WORK TO BE COMPLETED: An exact copy of the entries is needed, with every picture left out.

(Interface dataset entries)
________________________
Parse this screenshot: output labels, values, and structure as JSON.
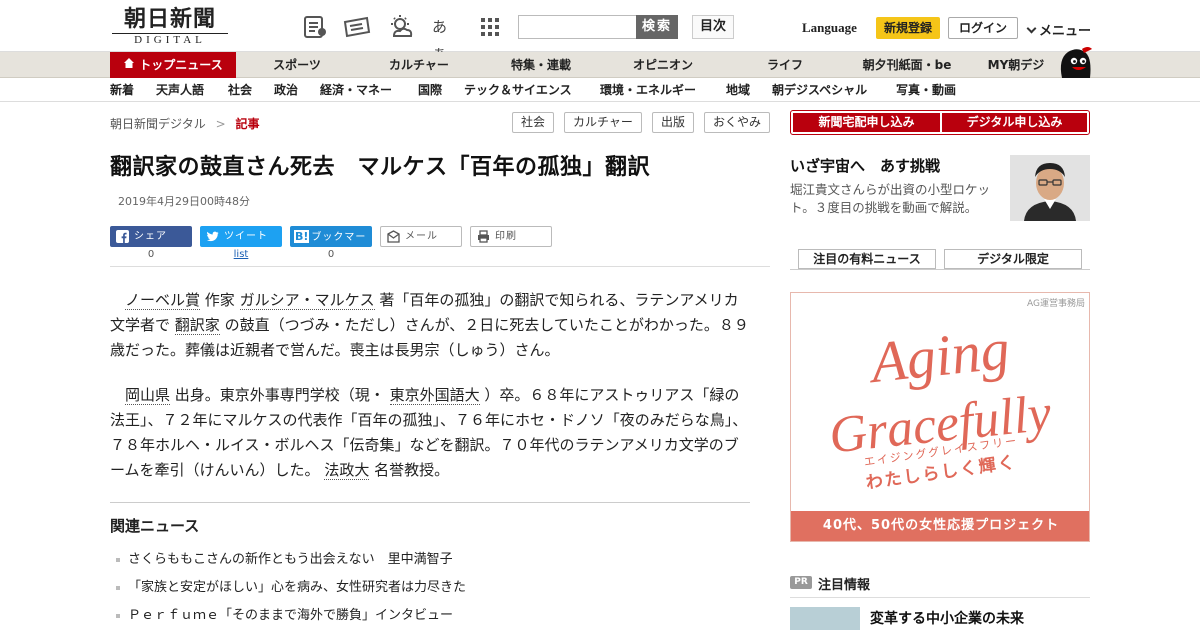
{
  "header": {
    "logo_main": "朝日新聞",
    "logo_sub": "DIGITAL",
    "search_button": "検索",
    "toc_button": "目次",
    "language": "Language",
    "register": "新規登録",
    "login": "ログイン",
    "menu": "メニュー",
    "font_toggle": "あぁ"
  },
  "nav_primary": [
    {
      "label": "トップニュース",
      "active": true
    },
    {
      "label": "スポーツ"
    },
    {
      "label": "カルチャー"
    },
    {
      "label": "特集・連載"
    },
    {
      "label": "オピニオン"
    },
    {
      "label": "ライフ"
    },
    {
      "label": "朝夕刊紙面・be"
    },
    {
      "label": "MY朝デジ"
    }
  ],
  "nav_secondary": [
    "新着",
    "天声人語",
    "社会",
    "政治",
    "経済・マネー",
    "国際",
    "テック＆サイエンス",
    "環境・エネルギー",
    "地域",
    "朝デジスペシャル",
    "写真・動画"
  ],
  "breadcrumb": {
    "home": "朝日新聞デジタル",
    "sep": ">",
    "current": "記事"
  },
  "tags": [
    "社会",
    "カルチャー",
    "出版",
    "おくやみ"
  ],
  "article": {
    "headline": "翻訳家の鼓直さん死去　マルケス「百年の孤独」翻訳",
    "date": "2019年4月29日00時48分",
    "share": [
      {
        "label": "シェア",
        "count": "0"
      },
      {
        "label": "ツイート",
        "count": "list"
      },
      {
        "label": "ブックマーク",
        "count": "0",
        "prefix": "B!"
      },
      {
        "label": "メール"
      },
      {
        "label": "印刷"
      }
    ],
    "p1": {
      "k1": "ノーベル賞",
      "t1": " 作家 ",
      "k2": "ガルシア・マルケス",
      "t2": " 著「百年の孤独」の翻訳で知られる、ラテンアメリカ文学者で ",
      "k3": "翻訳家",
      "t3": " の鼓直（つづみ・ただし）さんが、２日に死去していたことがわかった。８９歳だった。葬儀は近親者で営んだ。喪主は長男宗（しゅう）さん。"
    },
    "p2": {
      "k1": "岡山県",
      "t1": " 出身。東京外事専門学校（現・ ",
      "k2": "東京外国語大",
      "t2": " ）卒。６８年にアストゥリアス「緑の法王」、７２年にマルケスの代表作「百年の孤独」、７６年にホセ・ドノソ「夜のみだらな鳥」、７８年ホルヘ・ルイス・ボルヘス「伝奇集」などを翻訳。７０年代のラテンアメリカ文学のブームを牽引（けんいん）した。 ",
      "k3": "法政大",
      "t3": " 名誉教授。"
    }
  },
  "related": {
    "title": "関連ニュース",
    "items": [
      "さくらももこさんの新作ともう出会えない　里中満智子",
      "「家族と安定がほしい」心を病み、女性研究者は力尽きた",
      "Ｐｅｒｆｕｍｅ「そのままで海外で勝負」インタビュー"
    ]
  },
  "sidebar": {
    "subscribe_paper": "新聞宅配申し込み",
    "subscribe_digital": "デジタル申し込み",
    "feature_title": "いざ宇宙へ　あす挑戦",
    "feature_text": "堀江貴文さんらが出資の小型ロケット。３度目の挑戦を動画で解説。",
    "tabs": [
      "注目の有料ニュース",
      "デジタル限定"
    ],
    "ad": {
      "office": "AG運営事務局",
      "line1": "Aging",
      "line2": "Gracefully",
      "kana": "エイジンググレイスフリー",
      "jp": "わたしらしく輝く",
      "bottom": "40代、50代の女性応援プロジェクト"
    },
    "pr": {
      "badge": "PR",
      "title": "注目情報",
      "item": "変革する中小企業の未来"
    }
  },
  "colors": {
    "brand_red": "#b9000d",
    "register_yellow": "#f5c518",
    "ad_coral": "#e07060"
  }
}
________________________
TASK OUTPUT:
Parse this screenshot: output labels, values, and structure as JSON.
{
  "header": {
    "logo_main": "朝日新聞",
    "logo_sub": "DIGITAL",
    "search_button": "検索",
    "toc_button": "目次",
    "language": "Language",
    "register": "新規登録",
    "login": "ログイン",
    "menu": "メニュー",
    "font_toggle": "あぁ"
  },
  "nav_primary": [
    {
      "label": "トップニュース",
      "active": true
    },
    {
      "label": "スポーツ"
    },
    {
      "label": "カルチャー"
    },
    {
      "label": "特集・連載"
    },
    {
      "label": "オピニオン"
    },
    {
      "label": "ライフ"
    },
    {
      "label": "朝夕刊紙面・be"
    },
    {
      "label": "MY朝デジ"
    }
  ],
  "nav_secondary": [
    "新着",
    "天声人語",
    "社会",
    "政治",
    "経済・マネー",
    "国際",
    "テック＆サイエンス",
    "環境・エネルギー",
    "地域",
    "朝デジスペシャル",
    "写真・動画"
  ],
  "breadcrumb": {
    "home": "朝日新聞デジタル",
    "sep": ">",
    "current": "記事"
  },
  "tags": [
    "社会",
    "カルチャー",
    "出版",
    "おくやみ"
  ],
  "article": {
    "headline": "翻訳家の鼓直さん死去　マルケス「百年の孤独」翻訳",
    "date": "2019年4月29日00時48分",
    "share": [
      {
        "label": "シェア",
        "count": "0"
      },
      {
        "label": "ツイート",
        "count": "list"
      },
      {
        "label": "ブックマーク",
        "count": "0",
        "prefix": "B!"
      },
      {
        "label": "メール"
      },
      {
        "label": "印刷"
      }
    ],
    "p1": {
      "k1": "ノーベル賞",
      "t1": " 作家 ",
      "k2": "ガルシア・マルケス",
      "t2": " 著「百年の孤独」の翻訳で知られる、ラテンアメリカ文学者で ",
      "k3": "翻訳家",
      "t3": " の鼓直（つづみ・ただし）さんが、２日に死去していたことがわかった。８９歳だった。葬儀は近親者で営んだ。喪主は長男宗（しゅう）さん。"
    },
    "p2": {
      "k1": "岡山県",
      "t1": " 出身。東京外事専門学校（現・ ",
      "k2": "東京外国語大",
      "t2": " ）卒。６８年にアストゥリアス「緑の法王」、７２年にマルケスの代表作「百年の孤独」、７６年にホセ・ドノソ「夜のみだらな鳥」、７８年ホルヘ・ルイス・ボルヘス「伝奇集」などを翻訳。７０年代のラテンアメリカ文学のブームを牽引（けんいん）した。 ",
      "k3": "法政大",
      "t3": " 名誉教授。"
    }
  },
  "related": {
    "title": "関連ニュース",
    "items": [
      "さくらももこさんの新作ともう出会えない　里中満智子",
      "「家族と安定がほしい」心を病み、女性研究者は力尽きた",
      "Ｐｅｒｆｕｍｅ「そのままで海外で勝負」インタビュー"
    ]
  },
  "sidebar": {
    "subscribe_paper": "新聞宅配申し込み",
    "subscribe_digital": "デジタル申し込み",
    "feature_title": "いざ宇宙へ　あす挑戦",
    "feature_text": "堀江貴文さんらが出資の小型ロケット。３度目の挑戦を動画で解説。",
    "tabs": [
      "注目の有料ニュース",
      "デジタル限定"
    ],
    "ad": {
      "office": "AG運営事務局",
      "line1": "Aging",
      "line2": "Gracefully",
      "kana": "エイジンググレイスフリー",
      "jp": "わたしらしく輝く",
      "bottom": "40代、50代の女性応援プロジェクト"
    },
    "pr": {
      "badge": "PR",
      "title": "注目情報",
      "item": "変革する中小企業の未来"
    }
  },
  "colors": {
    "brand_red": "#b9000d",
    "register_yellow": "#f5c518",
    "ad_coral": "#e07060"
  }
}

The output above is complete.